boundaries with their respective regions
International Entry Modes
• Follows the selection of an IS
• Five main entry modes
• 1. Exporting
• 2. Licensing
• 3. Strategic Alliances
• 4. Acquisitions
• 5. New Wholly-Owned Subsidiary
International Entry Modes
• 1. Exporting
– Involves low expense to establish operations in host
country
– Often involves contractual agreements
– Involves high transportation costs
– May have some tariffs imposed
– Offers low control over marketing and distribution
International Entry Modes
• 2. Licensing
– Involves low cost to expand internationally
– Allows licensee to absorb risks
– Has low control over manufacturing and marketing
– Offers lower potential returns (shared with licensee)
– Involves risk of licensee imitating technology and
product for own use
– May have inflexible ownership arrangement
International Entry Modes
• 3. Strategic Alliances
– Involve shared risks and resources
– Facilitate development of core competencies
– Involve fewer resources and costs required for entry
– May involve possible incompatibility, conflict, or lack of trust with
partner
– Are difficult to manage
International Entry Modes
• 4. Acquisitions
– Allow for quick access to market
– Involve possible integration difficulties
– Are costly
– Have complex negotiations and transaction
requirements
International Entry Modes
• 5. New Wholly-Owned Subsidiary
– Is costly
– Involves complex processes
– Allows for maximum control
– Has the highest potential returns
– Carries high risk
– Greenfield venture: Establish entirely new subsidiary
International Entry Modes
• Dynamics of Mode of Entry: Use the best suited to the
situation at hand; affected by several factors
– Export, licensing and strategic alliance: good tactics for early market
development
– Strategic alliance: used in more uncertain situations
– Wholly-owned subsidiary may be preferred if
• IP rights in emerging economy not well protected
• Number of firms in industry is growing fast
• Need for global integration is high
– Acquisitions or greenfield ventures: secure a stronger
presence in international markets
Strategic Competitive Outcomes
• International diversification: firm expands sales of its goods
or services across the borders of global regions and countries into
different geographic locations or markets

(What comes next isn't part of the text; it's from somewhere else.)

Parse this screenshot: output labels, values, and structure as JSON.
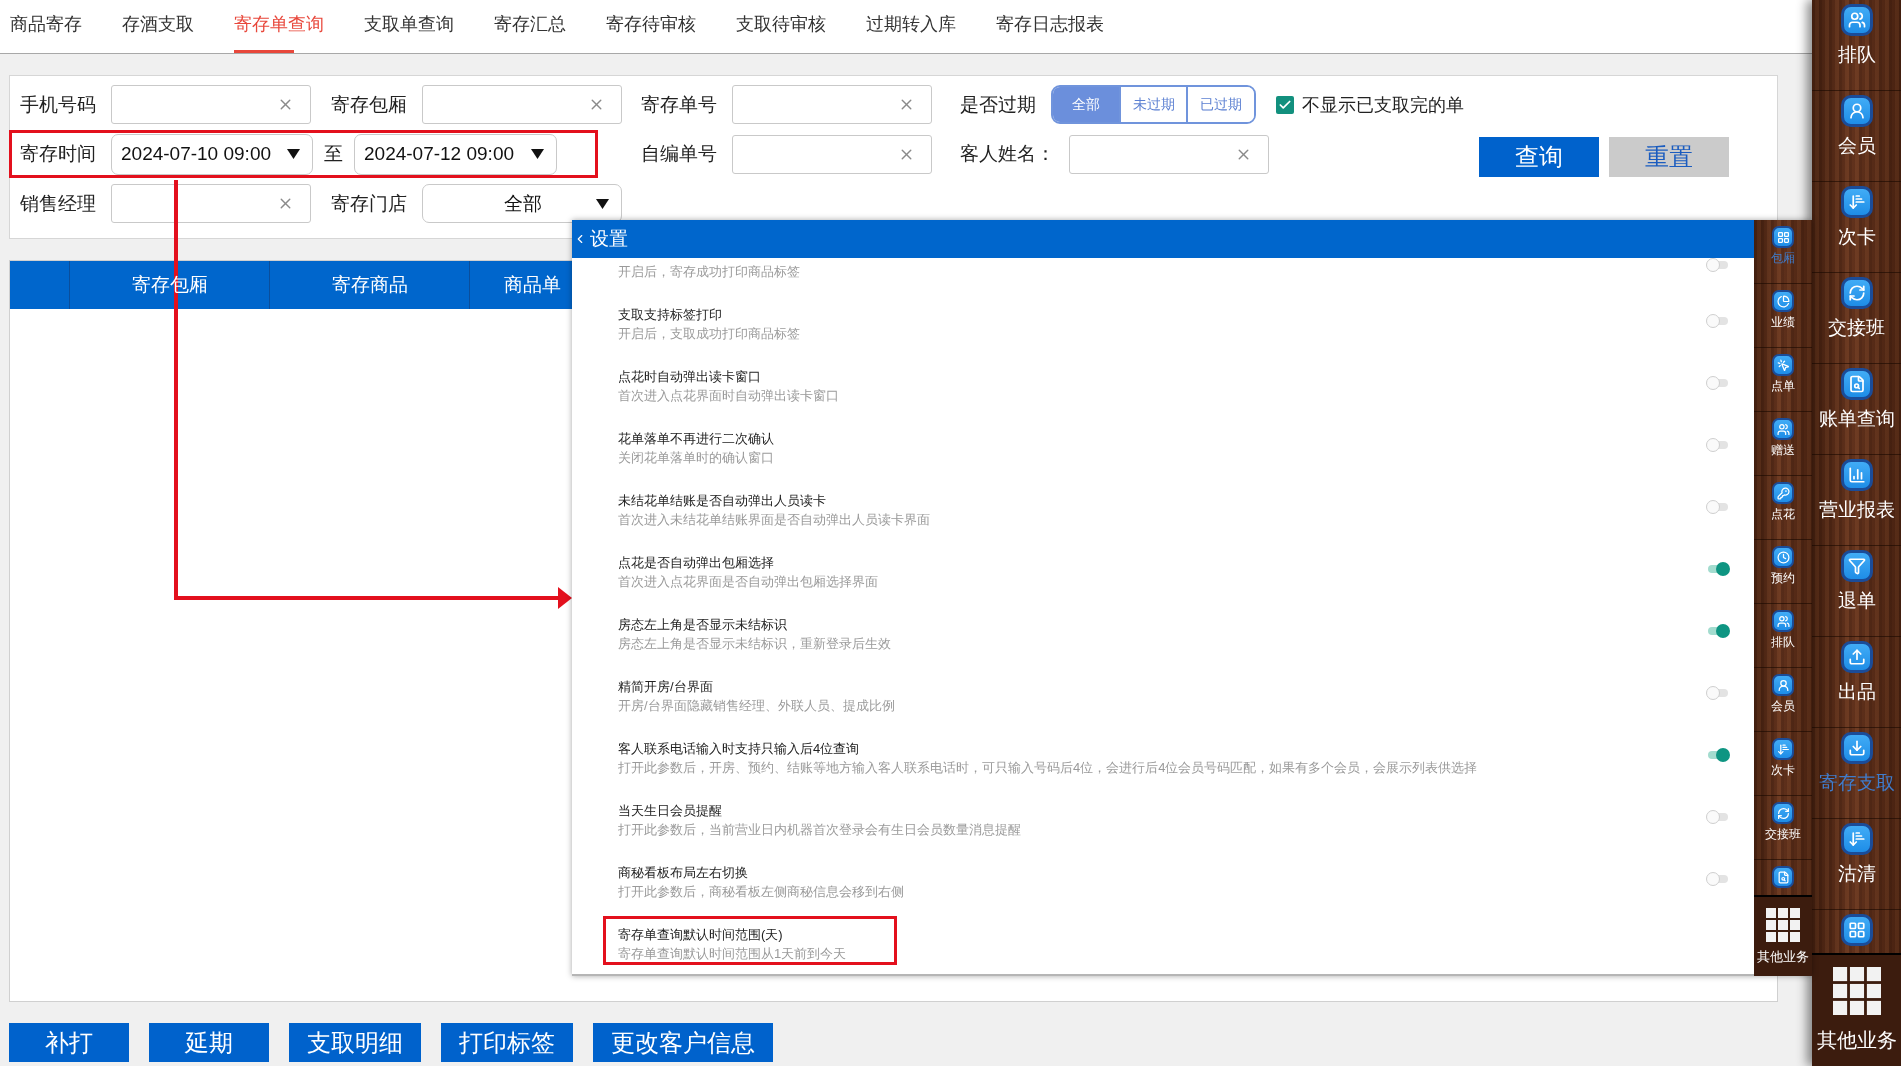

• Implementation follows selection of international strategy and


mode of entry

• 1. International diversification and returns

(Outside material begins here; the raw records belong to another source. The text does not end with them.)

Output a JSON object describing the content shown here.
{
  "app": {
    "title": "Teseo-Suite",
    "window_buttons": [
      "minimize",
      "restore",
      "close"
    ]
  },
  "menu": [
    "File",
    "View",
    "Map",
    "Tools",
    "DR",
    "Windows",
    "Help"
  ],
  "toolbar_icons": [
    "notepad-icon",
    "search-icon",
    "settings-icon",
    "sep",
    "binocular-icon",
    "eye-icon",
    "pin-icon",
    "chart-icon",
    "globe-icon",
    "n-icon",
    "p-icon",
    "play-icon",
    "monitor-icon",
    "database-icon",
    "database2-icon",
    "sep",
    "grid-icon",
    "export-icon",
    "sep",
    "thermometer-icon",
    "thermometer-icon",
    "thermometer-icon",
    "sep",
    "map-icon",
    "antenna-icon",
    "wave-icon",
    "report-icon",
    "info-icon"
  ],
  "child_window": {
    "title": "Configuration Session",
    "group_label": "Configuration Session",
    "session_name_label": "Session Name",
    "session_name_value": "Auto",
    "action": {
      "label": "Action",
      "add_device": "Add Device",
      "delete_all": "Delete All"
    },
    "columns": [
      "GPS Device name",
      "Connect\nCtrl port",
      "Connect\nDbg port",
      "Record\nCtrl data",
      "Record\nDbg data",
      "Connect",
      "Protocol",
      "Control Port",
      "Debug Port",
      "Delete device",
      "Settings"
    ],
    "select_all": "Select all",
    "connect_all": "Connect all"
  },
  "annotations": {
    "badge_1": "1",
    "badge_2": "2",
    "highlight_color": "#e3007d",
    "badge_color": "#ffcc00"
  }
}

• 2. International diversification and innovation
• 3. Complexity of managing multinational firms
(Cont’d)
• 1. International diversification and returns
– As international diversification increases, firms’ returns initially decrease, but then
increase quickly as the firm learns to manage international expansion

• 2. International diversification and innovation


– Exposure to new products and markets
– Opportunity to integrate new knowledge into operations
– Generation of resources to sustain innovation efforts

• 3. Complexity of managing multinational firms


– Geographic dispersion
– Costs of coordination
– Logistical costs
– Trade barriers
– Cultural diversity
– Host government
Risk in the International Environment
Risks in International Environment
1.Political risks
– Government instability
– Conflict or war
– Government regulations
– Conflicting and diverse legal authorities
– Potential nationalization of private assets
– Government corruption
– Changes in government policies
(Cont’d)

• 2. Economic risks
– Differences and fluctuations in currency values
– Investment losses due to political risks

• Limits to international expansions: management problems


– Geographic dispersion
– Trade barriers
– Logistical costs
– Cultural diversity
– Other differences by country
– Relationship between organization and host country